> **What this task involves**
Write each entry down again precisely, skipping nothing.

> **Source records**
★ ★ ★ ★ ★ ★ ★

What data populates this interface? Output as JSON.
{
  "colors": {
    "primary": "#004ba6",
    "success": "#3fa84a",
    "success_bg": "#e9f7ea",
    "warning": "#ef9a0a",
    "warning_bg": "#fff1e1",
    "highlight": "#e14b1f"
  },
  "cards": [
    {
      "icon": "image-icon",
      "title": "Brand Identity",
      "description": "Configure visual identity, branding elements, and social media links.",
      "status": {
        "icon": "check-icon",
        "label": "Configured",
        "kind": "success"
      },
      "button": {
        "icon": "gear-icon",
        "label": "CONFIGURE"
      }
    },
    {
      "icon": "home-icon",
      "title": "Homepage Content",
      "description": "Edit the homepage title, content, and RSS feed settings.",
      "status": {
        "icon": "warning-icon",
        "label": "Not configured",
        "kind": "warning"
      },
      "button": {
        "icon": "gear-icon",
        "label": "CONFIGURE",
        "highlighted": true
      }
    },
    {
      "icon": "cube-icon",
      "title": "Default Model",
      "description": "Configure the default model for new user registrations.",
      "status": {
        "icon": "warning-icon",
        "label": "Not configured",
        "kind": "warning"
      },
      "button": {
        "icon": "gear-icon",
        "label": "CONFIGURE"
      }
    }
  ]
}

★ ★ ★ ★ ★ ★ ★

> **Solved problem**
What data populates this interface? Output as JSON.
{
  "colors": {
    "primary": "#004ba6",
    "success": "#3fa84a",
    "success_bg": "#e9f7ea",
    "warning": "#ef9a0a",
    "warning_bg": "#fff1e1",
    "highlight": "#e14b1f"
  },
  "cards": [
    {
      "icon": "image-icon",
      "title": "Brand Identity",
      "description": "Configure visual identity, branding elements, and social media links.",
      "status": {
        "icon": "check-icon",
        "label": "Configured",
        "kind": "success"
      },
      "button": {
        "icon": "gear-icon",
        "label": "CONFIGURE"
      }
    },
    {
      "icon": "home-icon",
      "title": "Homepage Content",
      "description": "Edit the homepage title, content, and RSS feed settings.",
      "status": {
        "icon": "warning-icon",
        "label": "Not configured",
        "kind": "warning"
      },
      "button": {
        "icon": "gear-icon",
        "label": "CONFIGURE",
        "highlighted": true
      }
    },
    {
      "icon": "cube-icon",
      "title": "Default Model",
      "description": "Configure the default model for new user registrations.",
      "status": {
        "icon": "warning-icon",
        "label": "Not configured",
        "kind": "warning"
      },
      "button": {
        "icon": "gear-icon",
        "label": "CONFIGURE"
      }
    }
  ]
}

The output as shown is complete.